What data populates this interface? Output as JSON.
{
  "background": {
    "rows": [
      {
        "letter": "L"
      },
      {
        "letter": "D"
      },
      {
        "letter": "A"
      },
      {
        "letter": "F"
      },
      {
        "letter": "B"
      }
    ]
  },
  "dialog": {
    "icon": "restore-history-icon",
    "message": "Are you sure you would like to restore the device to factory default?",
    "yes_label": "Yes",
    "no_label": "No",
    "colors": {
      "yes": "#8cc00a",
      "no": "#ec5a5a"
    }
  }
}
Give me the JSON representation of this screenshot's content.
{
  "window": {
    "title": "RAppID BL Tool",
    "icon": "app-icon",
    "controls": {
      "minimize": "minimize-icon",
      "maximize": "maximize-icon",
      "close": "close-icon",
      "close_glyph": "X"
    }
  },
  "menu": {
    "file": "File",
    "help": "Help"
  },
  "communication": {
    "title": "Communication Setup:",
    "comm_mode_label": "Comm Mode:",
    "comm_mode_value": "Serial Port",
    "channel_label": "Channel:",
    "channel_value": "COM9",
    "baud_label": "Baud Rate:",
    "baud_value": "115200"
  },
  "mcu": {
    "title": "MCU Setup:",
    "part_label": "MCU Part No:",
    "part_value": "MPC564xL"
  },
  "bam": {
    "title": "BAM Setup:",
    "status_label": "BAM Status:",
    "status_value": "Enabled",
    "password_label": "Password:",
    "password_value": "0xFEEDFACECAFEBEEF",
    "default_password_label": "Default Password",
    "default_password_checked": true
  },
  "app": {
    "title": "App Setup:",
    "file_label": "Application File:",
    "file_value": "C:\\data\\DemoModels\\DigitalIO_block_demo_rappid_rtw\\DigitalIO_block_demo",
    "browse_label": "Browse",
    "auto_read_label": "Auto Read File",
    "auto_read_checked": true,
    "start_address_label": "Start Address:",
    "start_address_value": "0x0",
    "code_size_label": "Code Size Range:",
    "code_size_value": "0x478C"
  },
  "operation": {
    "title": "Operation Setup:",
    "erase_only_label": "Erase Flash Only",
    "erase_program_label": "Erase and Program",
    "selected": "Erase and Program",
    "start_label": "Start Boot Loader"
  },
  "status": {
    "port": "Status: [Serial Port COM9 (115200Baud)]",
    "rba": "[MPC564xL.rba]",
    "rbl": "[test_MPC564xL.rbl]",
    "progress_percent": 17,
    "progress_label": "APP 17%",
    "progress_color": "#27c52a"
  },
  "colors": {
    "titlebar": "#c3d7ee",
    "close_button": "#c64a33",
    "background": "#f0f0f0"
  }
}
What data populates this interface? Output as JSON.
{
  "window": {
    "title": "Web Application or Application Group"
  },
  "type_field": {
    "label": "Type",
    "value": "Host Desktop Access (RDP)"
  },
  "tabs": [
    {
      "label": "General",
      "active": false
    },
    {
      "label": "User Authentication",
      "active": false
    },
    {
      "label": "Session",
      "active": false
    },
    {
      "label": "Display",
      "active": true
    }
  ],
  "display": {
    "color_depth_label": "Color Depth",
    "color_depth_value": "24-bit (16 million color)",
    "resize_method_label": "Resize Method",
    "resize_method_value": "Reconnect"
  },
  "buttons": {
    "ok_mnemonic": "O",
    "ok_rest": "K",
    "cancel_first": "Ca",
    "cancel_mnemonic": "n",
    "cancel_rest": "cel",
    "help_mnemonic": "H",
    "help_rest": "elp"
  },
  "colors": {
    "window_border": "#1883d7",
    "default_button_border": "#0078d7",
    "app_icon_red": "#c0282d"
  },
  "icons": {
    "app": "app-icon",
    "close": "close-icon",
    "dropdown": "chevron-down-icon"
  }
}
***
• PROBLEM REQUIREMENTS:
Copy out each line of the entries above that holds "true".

• EXERCISE RESPONSE:
    "default_password_checked": true
    "auto_read_checked": true,
      "active": true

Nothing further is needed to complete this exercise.